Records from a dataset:
==========

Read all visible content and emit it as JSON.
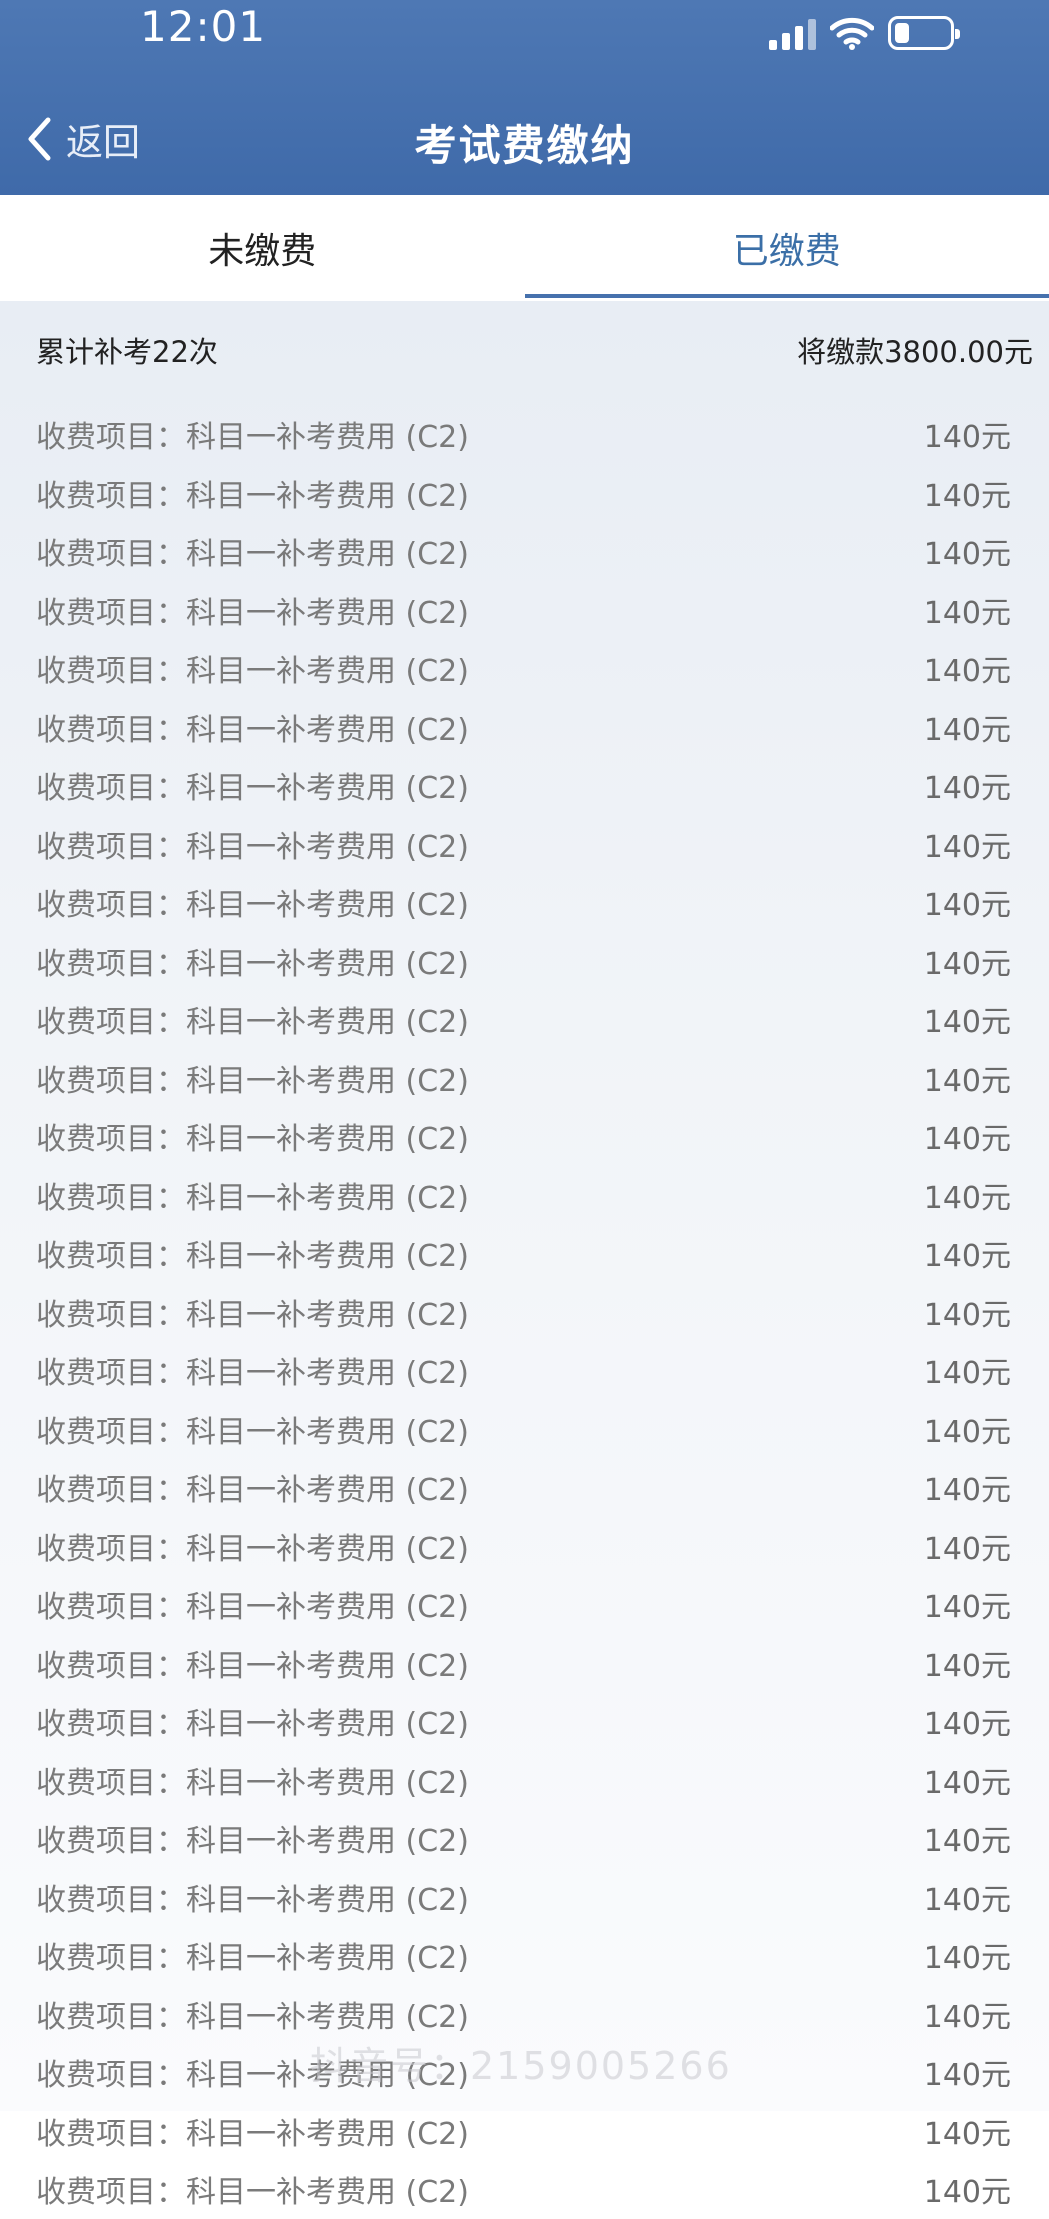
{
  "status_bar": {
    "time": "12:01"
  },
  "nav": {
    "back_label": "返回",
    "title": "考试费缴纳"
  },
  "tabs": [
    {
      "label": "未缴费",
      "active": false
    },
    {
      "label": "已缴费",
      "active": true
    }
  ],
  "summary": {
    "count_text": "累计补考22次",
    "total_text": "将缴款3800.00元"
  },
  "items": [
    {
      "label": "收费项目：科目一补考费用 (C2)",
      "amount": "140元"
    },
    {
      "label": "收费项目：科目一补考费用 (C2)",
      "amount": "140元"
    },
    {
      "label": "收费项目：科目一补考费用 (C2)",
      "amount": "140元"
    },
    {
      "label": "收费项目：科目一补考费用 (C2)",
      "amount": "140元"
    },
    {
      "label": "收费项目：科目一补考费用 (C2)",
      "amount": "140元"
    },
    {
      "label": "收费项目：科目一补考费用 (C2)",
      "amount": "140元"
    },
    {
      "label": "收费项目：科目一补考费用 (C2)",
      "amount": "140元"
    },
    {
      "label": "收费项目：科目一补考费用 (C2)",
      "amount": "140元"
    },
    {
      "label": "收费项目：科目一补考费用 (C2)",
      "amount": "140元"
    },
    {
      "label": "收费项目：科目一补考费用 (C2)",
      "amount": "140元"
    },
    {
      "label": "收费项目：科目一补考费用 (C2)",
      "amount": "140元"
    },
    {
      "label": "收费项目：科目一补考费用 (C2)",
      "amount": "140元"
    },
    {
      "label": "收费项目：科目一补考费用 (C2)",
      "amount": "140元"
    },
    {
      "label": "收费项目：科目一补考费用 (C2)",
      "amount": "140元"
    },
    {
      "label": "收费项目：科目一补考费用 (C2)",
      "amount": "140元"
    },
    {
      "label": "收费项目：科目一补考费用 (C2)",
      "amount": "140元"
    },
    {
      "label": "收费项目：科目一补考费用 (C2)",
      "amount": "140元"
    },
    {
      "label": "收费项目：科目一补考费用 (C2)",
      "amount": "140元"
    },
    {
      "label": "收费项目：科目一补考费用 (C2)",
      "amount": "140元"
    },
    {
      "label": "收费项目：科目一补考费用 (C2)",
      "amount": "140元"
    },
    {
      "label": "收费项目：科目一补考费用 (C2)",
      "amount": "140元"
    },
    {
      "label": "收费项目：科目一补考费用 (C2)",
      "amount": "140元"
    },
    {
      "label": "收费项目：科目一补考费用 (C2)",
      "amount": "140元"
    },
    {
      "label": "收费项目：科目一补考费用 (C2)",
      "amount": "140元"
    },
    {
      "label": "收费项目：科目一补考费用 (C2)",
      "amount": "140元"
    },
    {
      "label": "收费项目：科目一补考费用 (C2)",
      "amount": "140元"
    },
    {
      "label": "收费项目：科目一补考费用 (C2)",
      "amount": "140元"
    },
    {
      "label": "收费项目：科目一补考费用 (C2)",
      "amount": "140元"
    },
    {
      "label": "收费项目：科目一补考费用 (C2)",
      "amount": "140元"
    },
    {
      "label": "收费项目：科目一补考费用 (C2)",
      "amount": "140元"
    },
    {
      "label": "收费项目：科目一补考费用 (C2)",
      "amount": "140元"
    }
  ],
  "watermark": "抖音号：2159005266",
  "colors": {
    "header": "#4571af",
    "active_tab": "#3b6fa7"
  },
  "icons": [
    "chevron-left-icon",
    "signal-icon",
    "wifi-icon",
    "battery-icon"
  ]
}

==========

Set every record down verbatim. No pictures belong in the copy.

> [COMPLETED EXERCISE]
Read all visible content and emit it as JSON.
{
  "status_bar": {
    "time": "12:01"
  },
  "nav": {
    "back_label": "返回",
    "title": "考试费缴纳"
  },
  "tabs": [
    {
      "label": "未缴费",
      "active": false
    },
    {
      "label": "已缴费",
      "active": true
    }
  ],
  "summary": {
    "count_text": "累计补考22次",
    "total_text": "将缴款3800.00元"
  },
  "items": [
    {
      "label": "收费项目：科目一补考费用 (C2)",
      "amount": "140元"
    },
    {
      "label": "收费项目：科目一补考费用 (C2)",
      "amount": "140元"
    },
    {
      "label": "收费项目：科目一补考费用 (C2)",
      "amount": "140元"
    },
    {
      "label": "收费项目：科目一补考费用 (C2)",
      "amount": "140元"
    },
    {
      "label": "收费项目：科目一补考费用 (C2)",
      "amount": "140元"
    },
    {
      "label": "收费项目：科目一补考费用 (C2)",
      "amount": "140元"
    },
    {
      "label": "收费项目：科目一补考费用 (C2)",
      "amount": "140元"
    },
    {
      "label": "收费项目：科目一补考费用 (C2)",
      "amount": "140元"
    },
    {
      "label": "收费项目：科目一补考费用 (C2)",
      "amount": "140元"
    },
    {
      "label": "收费项目：科目一补考费用 (C2)",
      "amount": "140元"
    },
    {
      "label": "收费项目：科目一补考费用 (C2)",
      "amount": "140元"
    },
    {
      "label": "收费项目：科目一补考费用 (C2)",
      "amount": "140元"
    },
    {
      "label": "收费项目：科目一补考费用 (C2)",
      "amount": "140元"
    },
    {
      "label": "收费项目：科目一补考费用 (C2)",
      "amount": "140元"
    },
    {
      "label": "收费项目：科目一补考费用 (C2)",
      "amount": "140元"
    },
    {
      "label": "收费项目：科目一补考费用 (C2)",
      "amount": "140元"
    },
    {
      "label": "收费项目：科目一补考费用 (C2)",
      "amount": "140元"
    },
    {
      "label": "收费项目：科目一补考费用 (C2)",
      "amount": "140元"
    },
    {
      "label": "收费项目：科目一补考费用 (C2)",
      "amount": "140元"
    },
    {
      "label": "收费项目：科目一补考费用 (C2)",
      "amount": "140元"
    },
    {
      "label": "收费项目：科目一补考费用 (C2)",
      "amount": "140元"
    },
    {
      "label": "收费项目：科目一补考费用 (C2)",
      "amount": "140元"
    },
    {
      "label": "收费项目：科目一补考费用 (C2)",
      "amount": "140元"
    },
    {
      "label": "收费项目：科目一补考费用 (C2)",
      "amount": "140元"
    },
    {
      "label": "收费项目：科目一补考费用 (C2)",
      "amount": "140元"
    },
    {
      "label": "收费项目：科目一补考费用 (C2)",
      "amount": "140元"
    },
    {
      "label": "收费项目：科目一补考费用 (C2)",
      "amount": "140元"
    },
    {
      "label": "收费项目：科目一补考费用 (C2)",
      "amount": "140元"
    },
    {
      "label": "收费项目：科目一补考费用 (C2)",
      "amount": "140元"
    },
    {
      "label": "收费项目：科目一补考费用 (C2)",
      "amount": "140元"
    },
    {
      "label": "收费项目：科目一补考费用 (C2)",
      "amount": "140元"
    }
  ],
  "watermark": "抖音号：2159005266",
  "colors": {
    "header": "#4571af",
    "active_tab": "#3b6fa7"
  },
  "icons": [
    "chevron-left-icon",
    "signal-icon",
    "wifi-icon",
    "battery-icon"
  ]
}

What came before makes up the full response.